**Work instructions**
Nothing in the records below may change; print them all exactly.

── Material for the task ──

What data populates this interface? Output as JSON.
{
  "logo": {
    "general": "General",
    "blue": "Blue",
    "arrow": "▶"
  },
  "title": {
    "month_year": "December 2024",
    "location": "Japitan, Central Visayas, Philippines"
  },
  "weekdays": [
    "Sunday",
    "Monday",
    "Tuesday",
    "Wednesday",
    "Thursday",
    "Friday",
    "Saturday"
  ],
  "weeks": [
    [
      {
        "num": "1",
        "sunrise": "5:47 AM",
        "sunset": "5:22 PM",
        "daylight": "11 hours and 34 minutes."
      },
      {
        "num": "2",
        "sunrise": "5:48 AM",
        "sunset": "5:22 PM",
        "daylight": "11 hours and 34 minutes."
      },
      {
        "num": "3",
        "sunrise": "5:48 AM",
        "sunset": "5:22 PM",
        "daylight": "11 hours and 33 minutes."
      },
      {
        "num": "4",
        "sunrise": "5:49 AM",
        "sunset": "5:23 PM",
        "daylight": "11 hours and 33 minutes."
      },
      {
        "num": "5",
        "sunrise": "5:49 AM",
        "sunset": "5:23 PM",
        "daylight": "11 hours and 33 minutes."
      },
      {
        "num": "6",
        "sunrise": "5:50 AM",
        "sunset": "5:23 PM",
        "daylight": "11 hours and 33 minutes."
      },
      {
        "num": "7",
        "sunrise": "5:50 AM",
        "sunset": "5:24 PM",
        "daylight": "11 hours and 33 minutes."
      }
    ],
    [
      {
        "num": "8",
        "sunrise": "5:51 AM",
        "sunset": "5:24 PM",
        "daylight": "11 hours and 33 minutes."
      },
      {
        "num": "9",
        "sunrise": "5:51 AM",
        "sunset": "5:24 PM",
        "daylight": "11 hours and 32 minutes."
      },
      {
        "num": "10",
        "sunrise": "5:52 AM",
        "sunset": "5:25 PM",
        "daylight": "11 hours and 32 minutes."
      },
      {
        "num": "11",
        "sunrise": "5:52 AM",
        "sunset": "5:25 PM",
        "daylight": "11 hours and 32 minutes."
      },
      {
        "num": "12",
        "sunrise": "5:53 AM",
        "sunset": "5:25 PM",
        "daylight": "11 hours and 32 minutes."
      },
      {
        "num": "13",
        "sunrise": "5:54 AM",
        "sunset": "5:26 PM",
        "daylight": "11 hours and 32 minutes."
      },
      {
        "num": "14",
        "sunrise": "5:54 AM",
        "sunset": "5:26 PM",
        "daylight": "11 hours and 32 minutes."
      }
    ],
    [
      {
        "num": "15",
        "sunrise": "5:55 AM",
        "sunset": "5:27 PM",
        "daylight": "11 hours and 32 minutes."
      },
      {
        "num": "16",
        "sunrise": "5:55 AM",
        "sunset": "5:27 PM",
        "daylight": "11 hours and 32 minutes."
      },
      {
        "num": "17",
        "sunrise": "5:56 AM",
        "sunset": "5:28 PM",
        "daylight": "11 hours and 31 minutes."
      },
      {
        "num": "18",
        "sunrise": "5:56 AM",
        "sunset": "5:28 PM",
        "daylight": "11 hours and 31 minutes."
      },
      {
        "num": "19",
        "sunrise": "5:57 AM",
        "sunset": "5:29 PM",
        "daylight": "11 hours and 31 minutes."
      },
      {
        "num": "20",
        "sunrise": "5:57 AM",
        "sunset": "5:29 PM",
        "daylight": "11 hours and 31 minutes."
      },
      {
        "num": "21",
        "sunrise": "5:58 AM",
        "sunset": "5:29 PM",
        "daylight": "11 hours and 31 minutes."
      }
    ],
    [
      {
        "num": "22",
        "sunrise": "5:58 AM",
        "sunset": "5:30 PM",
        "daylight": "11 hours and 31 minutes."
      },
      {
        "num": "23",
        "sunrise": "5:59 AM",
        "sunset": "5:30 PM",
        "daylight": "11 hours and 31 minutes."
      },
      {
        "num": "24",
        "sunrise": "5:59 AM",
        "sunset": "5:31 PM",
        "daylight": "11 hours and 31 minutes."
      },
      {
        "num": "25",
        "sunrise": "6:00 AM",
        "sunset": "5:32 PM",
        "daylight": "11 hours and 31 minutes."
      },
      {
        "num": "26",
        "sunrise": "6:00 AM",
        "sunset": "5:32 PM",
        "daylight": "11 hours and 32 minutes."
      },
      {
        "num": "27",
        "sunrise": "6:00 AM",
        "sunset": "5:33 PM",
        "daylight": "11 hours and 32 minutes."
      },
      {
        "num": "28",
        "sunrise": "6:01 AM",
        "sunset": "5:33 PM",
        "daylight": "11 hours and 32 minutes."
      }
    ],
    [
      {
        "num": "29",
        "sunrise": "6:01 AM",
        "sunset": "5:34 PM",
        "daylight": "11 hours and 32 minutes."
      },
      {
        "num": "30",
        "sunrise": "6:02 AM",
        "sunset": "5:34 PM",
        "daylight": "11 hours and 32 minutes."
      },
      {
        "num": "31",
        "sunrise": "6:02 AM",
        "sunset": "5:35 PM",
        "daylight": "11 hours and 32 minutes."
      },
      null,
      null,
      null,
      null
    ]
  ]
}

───

**Finished task**
What data populates this interface? Output as JSON.
{
  "logo": {
    "general": "General",
    "blue": "Blue",
    "arrow": "▶"
  },
  "title": {
    "month_year": "December 2024",
    "location": "Japitan, Central Visayas, Philippines"
  },
  "weekdays": [
    "Sunday",
    "Monday",
    "Tuesday",
    "Wednesday",
    "Thursday",
    "Friday",
    "Saturday"
  ],
  "weeks": [
    [
      {
        "num": "1",
        "sunrise": "5:47 AM",
        "sunset": "5:22 PM",
        "daylight": "11 hours and 34 minutes."
      },
      {
        "num": "2",
        "sunrise": "5:48 AM",
        "sunset": "5:22 PM",
        "daylight": "11 hours and 34 minutes."
      },
      {
        "num": "3",
        "sunrise": "5:48 AM",
        "sunset": "5:22 PM",
        "daylight": "11 hours and 33 minutes."
      },
      {
        "num": "4",
        "sunrise": "5:49 AM",
        "sunset": "5:23 PM",
        "daylight": "11 hours and 33 minutes."
      },
      {
        "num": "5",
        "sunrise": "5:49 AM",
        "sunset": "5:23 PM",
        "daylight": "11 hours and 33 minutes."
      },
      {
        "num": "6",
        "sunrise": "5:50 AM",
        "sunset": "5:23 PM",
        "daylight": "11 hours and 33 minutes."
      },
      {
        "num": "7",
        "sunrise": "5:50 AM",
        "sunset": "5:24 PM",
        "daylight": "11 hours and 33 minutes."
      }
    ],
    [
      {
        "num": "8",
        "sunrise": "5:51 AM",
        "sunset": "5:24 PM",
        "daylight": "11 hours and 33 minutes."
      },
      {
        "num": "9",
        "sunrise": "5:51 AM",
        "sunset": "5:24 PM",
        "daylight": "11 hours and 32 minutes."
      },
      {
        "num": "10",
        "sunrise": "5:52 AM",
        "sunset": "5:25 PM",
        "daylight": "11 hours and 32 minutes."
      },
      {
        "num": "11",
        "sunrise": "5:52 AM",
        "sunset": "5:25 PM",
        "daylight": "11 hours and 32 minutes."
      },
      {
        "num": "12",
        "sunrise": "5:53 AM",
        "sunset": "5:25 PM",
        "daylight": "11 hours and 32 minutes."
      },
      {
        "num": "13",
        "sunrise": "5:54 AM",
        "sunset": "5:26 PM",
        "daylight": "11 hours and 32 minutes."
      },
      {
        "num": "14",
        "sunrise": "5:54 AM",
        "sunset": "5:26 PM",
        "daylight": "11 hours and 32 minutes."
      }
    ],
    [
      {
        "num": "15",
        "sunrise": "5:55 AM",
        "sunset": "5:27 PM",
        "daylight": "11 hours and 32 minutes."
      },
      {
        "num": "16",
        "sunrise": "5:55 AM",
        "sunset": "5:27 PM",
        "daylight": "11 hours and 32 minutes."
      },
      {
        "num": "17",
        "sunrise": "5:56 AM",
        "sunset": "5:28 PM",
        "daylight": "11 hours and 31 minutes."
      },
      {
        "num": "18",
        "sunrise": "5:56 AM",
        "sunset": "5:28 PM",
        "daylight": "11 hours and 31 minutes."
      },
      {
        "num": "19",
        "sunrise": "5:57 AM",
        "sunset": "5:29 PM",
        "daylight": "11 hours and 31 minutes."
      },
      {
        "num": "20",
        "sunrise": "5:57 AM",
        "sunset": "5:29 PM",
        "daylight": "11 hours and 31 minutes."
      },
      {
        "num": "21",
        "sunrise": "5:58 AM",
        "sunset": "5:29 PM",
        "daylight": "11 hours and 31 minutes."
      }
    ],
    [
      {
        "num": "22",
        "sunrise": "5:58 AM",
        "sunset": "5:30 PM",
        "daylight": "11 hours and 31 minutes."
      },
      {
        "num": "23",
        "sunrise": "5:59 AM",
        "sunset": "5:30 PM",
        "daylight": "11 hours and 31 minutes."
      },
      {
        "num": "24",
        "sunrise": "5:59 AM",
        "sunset": "5:31 PM",
        "daylight": "11 hours and 31 minutes."
      },
      {
        "num": "25",
        "sunrise": "6:00 AM",
        "sunset": "5:32 PM",
        "daylight": "11 hours and 31 minutes."
      },
      {
        "num": "26",
        "sunrise": "6:00 AM",
        "sunset": "5:32 PM",
        "daylight": "11 hours and 32 minutes."
      },
      {
        "num": "27",
        "sunrise": "6:00 AM",
        "sunset": "5:33 PM",
        "daylight": "11 hours and 32 minutes."
      },
      {
        "num": "28",
        "sunrise": "6:01 AM",
        "sunset": "5:33 PM",
        "daylight": "11 hours and 32 minutes."
      }
    ],
    [
      {
        "num": "29",
        "sunrise": "6:01 AM",
        "sunset": "5:34 PM",
        "daylight": "11 hours and 32 minutes."
      },
      {
        "num": "30",
        "sunrise": "6:02 AM",
        "sunset": "5:34 PM",
        "daylight": "11 hours and 32 minutes."
      },
      {
        "num": "31",
        "sunrise": "6:02 AM",
        "sunset": "5:35 PM",
        "daylight": "11 hours and 32 minutes."
      },
      null,
      null,
      null,
      null
    ]
  ]
}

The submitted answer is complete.